Hiking with Rhyer and Rebekah

Hiking with Rhyer and Rebekah

Aspens

Aspens

Cataract Lake

Cataract Lake

After an afternoon and evening of more fun, great food, and even better conversation, we woke up and struck out for Breckenridge.  We spent the morning wandering around, eating crepes, and stocking up on food for the next few days before saying our goodbyes.  THANK YOU FOR EVERYTHING REBEKAH AND RHYER!!!

We continued westward, headed for Colorado National Monument.  We decided to overshoot the park and first check out Rabbit Valley, a beautiful and completely deserted area along the Utah border.  We could have camped there for free, but we decided to opt for a campground with water where we wouldn’t be so far away from anyone else.  We made our way to Colorado National Monument and set up camp for the next couple of days in a beautiful spot up on a cliff overlooking the town of Fruita.

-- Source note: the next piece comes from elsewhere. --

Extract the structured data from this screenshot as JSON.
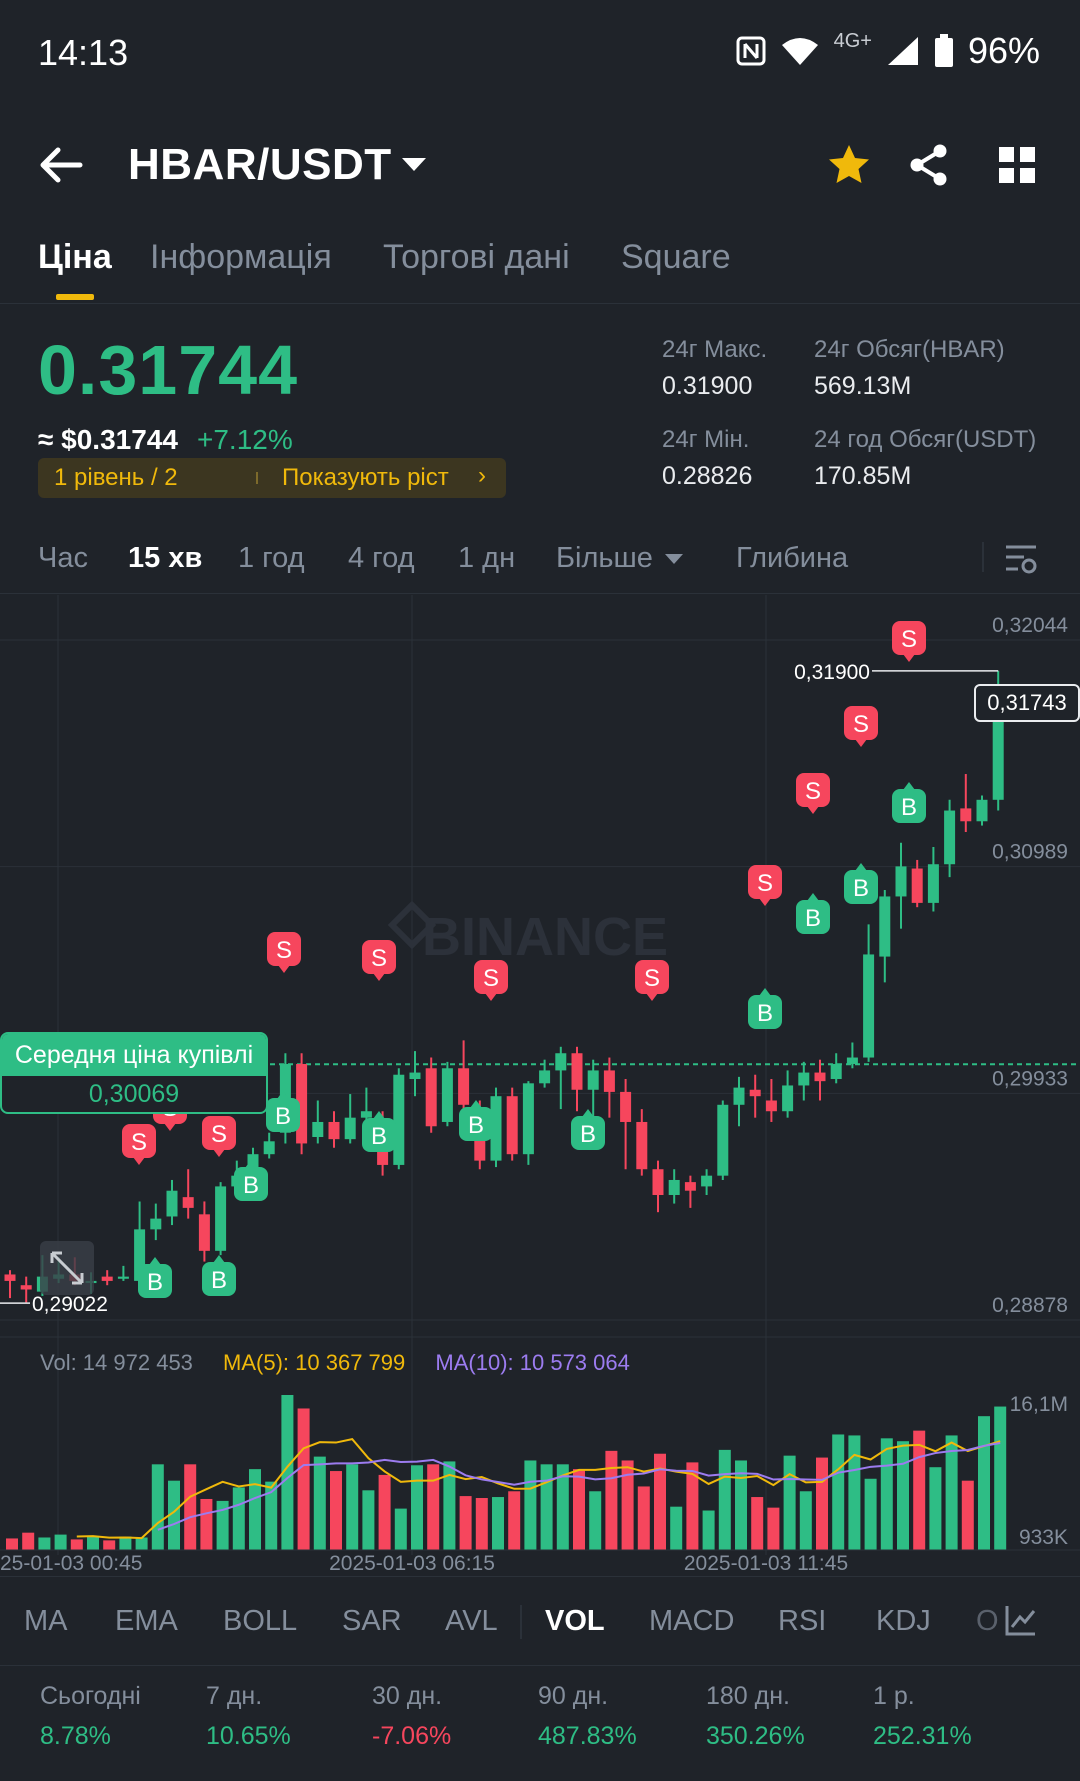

Rabbit Valley, near the Colorado/Utah border

Rabbit Valley, near the Colorado/Utah border

Colorado National Monument

Colorado National Monument

Now that we are out of the mountains and into the semi-desert, the weather has changed dramatically.  The sun had us up and out of the tent by 6am and on the hiking trails by 7.  We were able to get some beautiful hikes in each day before it got too hot, and then proceeded to do some exploration by car in the middle of the day with stops for water play and ice cream in Grand Junction and a shaded picnic in Palisade.  Across the valley from CNM were the Book Cliffs, so named because the edges of the buttes appear similar to a shelf of books.   Though they lacked the punch of the rock formations in Colorado National Monument, I found them strange, beautiful, and all the more compelling.

Exploring

Exploring

Posing

Posing

The Book Cliffs

The Book Cliffs

The Book Cliffs

The Book Cliffs

We capped off our trip with an afternoon wandering around and picnicking in Glenwood Springs on our way back to the Denver area.  We also swung through Carbondale during Van’s nap and vowed to come back and check it out again when we’d have time to explore.  I was instantly taken by how it was situated, between towering mountains still covered in snow in one direction and red rock cliffs in another.  Those are views I could get used to!